** Your goal **
Search the data for the string "screenshot" and copy each line in which it appears.

** Input data **
* * * *

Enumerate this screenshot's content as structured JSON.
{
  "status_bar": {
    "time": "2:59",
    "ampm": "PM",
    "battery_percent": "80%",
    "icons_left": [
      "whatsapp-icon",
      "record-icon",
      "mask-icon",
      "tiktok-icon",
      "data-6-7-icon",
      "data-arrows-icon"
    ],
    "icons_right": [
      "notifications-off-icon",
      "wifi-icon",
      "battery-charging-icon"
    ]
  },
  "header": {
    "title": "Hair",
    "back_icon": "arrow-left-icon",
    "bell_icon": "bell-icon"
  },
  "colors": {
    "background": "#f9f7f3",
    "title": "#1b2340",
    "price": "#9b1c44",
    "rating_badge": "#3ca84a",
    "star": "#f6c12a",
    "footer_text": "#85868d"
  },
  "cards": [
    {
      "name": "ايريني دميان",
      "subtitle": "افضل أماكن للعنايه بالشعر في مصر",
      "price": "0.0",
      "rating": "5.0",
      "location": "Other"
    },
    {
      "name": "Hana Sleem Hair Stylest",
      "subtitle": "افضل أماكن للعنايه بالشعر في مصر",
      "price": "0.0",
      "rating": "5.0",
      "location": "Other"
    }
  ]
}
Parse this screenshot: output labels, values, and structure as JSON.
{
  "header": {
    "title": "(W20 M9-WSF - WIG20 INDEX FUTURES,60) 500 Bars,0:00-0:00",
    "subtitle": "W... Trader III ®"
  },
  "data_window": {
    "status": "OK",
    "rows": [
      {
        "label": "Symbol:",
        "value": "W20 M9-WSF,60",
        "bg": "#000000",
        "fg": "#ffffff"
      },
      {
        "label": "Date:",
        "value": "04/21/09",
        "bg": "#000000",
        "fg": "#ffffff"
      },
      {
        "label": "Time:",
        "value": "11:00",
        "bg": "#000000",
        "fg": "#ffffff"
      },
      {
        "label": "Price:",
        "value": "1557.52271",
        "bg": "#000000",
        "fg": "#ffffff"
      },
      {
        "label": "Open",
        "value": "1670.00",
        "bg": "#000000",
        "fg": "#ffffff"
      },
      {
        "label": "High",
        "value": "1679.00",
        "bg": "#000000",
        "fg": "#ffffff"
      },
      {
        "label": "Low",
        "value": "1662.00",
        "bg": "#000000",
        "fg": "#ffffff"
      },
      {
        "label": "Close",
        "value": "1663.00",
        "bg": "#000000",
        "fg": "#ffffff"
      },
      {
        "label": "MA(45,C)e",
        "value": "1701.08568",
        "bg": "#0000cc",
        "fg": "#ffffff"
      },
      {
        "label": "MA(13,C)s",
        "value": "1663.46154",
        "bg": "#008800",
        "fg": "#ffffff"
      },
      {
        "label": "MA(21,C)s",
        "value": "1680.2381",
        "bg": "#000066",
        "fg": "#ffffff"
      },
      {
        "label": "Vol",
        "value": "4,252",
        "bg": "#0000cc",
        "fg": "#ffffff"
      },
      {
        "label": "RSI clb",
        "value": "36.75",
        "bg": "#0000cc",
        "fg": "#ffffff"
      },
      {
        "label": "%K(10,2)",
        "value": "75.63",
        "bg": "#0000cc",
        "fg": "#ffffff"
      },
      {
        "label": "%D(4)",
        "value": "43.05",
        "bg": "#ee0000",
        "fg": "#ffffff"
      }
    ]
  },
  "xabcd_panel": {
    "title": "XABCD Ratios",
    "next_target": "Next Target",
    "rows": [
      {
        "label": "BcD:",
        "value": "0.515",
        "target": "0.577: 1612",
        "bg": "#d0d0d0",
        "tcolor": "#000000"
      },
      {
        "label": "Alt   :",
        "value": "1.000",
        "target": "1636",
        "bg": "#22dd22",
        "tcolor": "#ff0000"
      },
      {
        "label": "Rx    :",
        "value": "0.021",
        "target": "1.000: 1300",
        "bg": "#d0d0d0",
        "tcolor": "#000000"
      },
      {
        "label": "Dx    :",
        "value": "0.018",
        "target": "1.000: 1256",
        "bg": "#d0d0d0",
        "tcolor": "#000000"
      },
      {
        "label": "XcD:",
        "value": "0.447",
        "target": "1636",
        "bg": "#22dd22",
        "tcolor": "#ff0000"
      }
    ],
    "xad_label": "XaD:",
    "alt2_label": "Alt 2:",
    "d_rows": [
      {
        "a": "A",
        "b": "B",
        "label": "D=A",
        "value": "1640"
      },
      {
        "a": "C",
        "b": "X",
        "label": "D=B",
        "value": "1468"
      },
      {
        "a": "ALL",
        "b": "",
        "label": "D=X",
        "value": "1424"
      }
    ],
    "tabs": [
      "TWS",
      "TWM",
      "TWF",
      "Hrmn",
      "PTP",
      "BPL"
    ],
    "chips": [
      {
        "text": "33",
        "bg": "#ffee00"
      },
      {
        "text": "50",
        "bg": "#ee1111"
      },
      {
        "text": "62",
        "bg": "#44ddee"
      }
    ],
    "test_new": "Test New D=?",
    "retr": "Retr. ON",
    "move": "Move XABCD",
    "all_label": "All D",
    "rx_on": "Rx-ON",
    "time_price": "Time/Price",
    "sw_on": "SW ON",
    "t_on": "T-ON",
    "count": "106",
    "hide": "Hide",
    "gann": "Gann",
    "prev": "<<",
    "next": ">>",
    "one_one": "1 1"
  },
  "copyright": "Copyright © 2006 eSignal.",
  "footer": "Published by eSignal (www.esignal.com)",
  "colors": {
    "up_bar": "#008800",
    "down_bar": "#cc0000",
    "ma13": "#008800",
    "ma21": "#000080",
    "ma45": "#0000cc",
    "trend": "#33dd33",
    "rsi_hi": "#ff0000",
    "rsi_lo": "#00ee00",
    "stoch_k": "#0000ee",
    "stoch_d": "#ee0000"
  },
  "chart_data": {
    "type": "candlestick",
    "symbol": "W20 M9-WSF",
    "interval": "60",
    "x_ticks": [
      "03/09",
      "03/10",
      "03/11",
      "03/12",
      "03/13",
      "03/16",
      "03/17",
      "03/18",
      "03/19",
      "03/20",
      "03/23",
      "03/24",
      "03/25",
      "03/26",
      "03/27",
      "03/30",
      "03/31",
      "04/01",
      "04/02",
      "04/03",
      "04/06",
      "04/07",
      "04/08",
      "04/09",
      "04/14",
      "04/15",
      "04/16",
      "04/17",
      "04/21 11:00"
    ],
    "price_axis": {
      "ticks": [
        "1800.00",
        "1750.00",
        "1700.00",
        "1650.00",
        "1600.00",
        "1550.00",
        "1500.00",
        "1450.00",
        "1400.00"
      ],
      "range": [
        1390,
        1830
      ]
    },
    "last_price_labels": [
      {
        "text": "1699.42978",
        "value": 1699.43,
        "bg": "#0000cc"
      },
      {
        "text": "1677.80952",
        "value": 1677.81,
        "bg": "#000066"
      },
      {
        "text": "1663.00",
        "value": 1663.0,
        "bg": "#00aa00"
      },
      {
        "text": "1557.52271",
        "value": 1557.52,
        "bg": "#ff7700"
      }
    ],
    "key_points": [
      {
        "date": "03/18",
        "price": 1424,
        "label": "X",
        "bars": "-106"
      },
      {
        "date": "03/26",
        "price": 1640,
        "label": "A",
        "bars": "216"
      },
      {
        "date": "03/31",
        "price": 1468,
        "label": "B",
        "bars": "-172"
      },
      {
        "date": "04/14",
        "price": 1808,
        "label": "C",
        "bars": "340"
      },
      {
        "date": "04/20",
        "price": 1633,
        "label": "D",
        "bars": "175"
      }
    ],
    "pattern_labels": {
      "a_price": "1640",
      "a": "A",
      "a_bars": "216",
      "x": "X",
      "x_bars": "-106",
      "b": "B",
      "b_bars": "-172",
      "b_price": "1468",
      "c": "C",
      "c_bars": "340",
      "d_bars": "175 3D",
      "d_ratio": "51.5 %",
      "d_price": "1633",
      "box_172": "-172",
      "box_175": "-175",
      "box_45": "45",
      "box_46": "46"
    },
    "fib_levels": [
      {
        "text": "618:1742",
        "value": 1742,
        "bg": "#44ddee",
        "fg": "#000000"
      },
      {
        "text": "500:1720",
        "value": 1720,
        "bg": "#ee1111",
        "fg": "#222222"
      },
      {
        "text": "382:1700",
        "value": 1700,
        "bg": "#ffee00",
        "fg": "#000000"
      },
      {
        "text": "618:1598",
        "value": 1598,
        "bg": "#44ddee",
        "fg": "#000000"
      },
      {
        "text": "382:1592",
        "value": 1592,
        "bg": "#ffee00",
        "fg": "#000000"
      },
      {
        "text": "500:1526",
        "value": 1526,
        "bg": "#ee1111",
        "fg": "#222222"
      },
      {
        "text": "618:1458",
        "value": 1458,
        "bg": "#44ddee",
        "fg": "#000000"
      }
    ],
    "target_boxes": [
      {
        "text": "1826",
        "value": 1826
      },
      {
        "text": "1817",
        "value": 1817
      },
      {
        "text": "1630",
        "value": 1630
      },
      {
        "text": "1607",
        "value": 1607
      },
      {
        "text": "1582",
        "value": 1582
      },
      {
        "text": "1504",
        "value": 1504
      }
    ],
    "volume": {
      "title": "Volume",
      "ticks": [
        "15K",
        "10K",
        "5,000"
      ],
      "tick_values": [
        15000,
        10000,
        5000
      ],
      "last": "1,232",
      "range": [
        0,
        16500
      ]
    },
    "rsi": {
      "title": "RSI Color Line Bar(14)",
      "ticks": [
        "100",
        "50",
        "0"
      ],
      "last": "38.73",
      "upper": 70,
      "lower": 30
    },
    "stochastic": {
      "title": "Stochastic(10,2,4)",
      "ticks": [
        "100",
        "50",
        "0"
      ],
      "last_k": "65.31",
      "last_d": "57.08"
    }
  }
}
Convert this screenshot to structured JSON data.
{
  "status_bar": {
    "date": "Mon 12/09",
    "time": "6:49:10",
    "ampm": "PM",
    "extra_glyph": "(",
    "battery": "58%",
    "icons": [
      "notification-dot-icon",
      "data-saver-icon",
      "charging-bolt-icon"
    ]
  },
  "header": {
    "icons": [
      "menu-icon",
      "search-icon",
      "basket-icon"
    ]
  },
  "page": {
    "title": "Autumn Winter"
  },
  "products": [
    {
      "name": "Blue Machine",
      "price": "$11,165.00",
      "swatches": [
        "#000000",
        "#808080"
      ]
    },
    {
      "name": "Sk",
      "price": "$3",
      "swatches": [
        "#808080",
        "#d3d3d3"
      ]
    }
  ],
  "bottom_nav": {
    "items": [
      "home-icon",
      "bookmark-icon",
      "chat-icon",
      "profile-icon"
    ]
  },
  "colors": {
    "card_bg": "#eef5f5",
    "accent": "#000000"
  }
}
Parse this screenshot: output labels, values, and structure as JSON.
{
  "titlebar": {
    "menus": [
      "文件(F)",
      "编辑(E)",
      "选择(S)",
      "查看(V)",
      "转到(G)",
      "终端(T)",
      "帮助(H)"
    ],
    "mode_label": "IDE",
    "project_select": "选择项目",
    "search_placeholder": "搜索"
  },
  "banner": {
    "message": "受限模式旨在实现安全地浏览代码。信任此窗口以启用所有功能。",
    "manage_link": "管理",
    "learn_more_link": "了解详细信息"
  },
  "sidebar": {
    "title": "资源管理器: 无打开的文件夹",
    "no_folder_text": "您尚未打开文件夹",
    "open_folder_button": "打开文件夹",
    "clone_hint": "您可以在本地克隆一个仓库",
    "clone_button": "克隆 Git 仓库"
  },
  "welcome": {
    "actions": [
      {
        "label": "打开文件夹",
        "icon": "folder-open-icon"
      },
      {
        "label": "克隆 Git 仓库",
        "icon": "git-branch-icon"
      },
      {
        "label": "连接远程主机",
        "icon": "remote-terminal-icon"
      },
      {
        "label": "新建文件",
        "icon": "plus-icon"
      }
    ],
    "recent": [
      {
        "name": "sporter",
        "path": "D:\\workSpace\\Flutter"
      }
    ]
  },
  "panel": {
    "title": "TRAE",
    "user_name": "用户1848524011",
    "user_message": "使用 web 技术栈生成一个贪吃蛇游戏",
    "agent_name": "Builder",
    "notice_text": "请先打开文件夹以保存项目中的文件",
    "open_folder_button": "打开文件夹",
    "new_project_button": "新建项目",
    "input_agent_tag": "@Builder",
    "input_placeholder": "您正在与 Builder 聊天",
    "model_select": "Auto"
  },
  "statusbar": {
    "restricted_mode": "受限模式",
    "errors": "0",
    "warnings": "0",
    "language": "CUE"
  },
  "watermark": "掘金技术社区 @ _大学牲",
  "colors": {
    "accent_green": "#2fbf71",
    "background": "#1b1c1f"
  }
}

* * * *

** Answer **
Enumerate this screenshot's content as structured JSON.
Parse this screenshot: output labels, values, and structure as JSON.
Convert this screenshot to structured JSON data.
Parse this screenshot: output labels, values, and structure as JSON.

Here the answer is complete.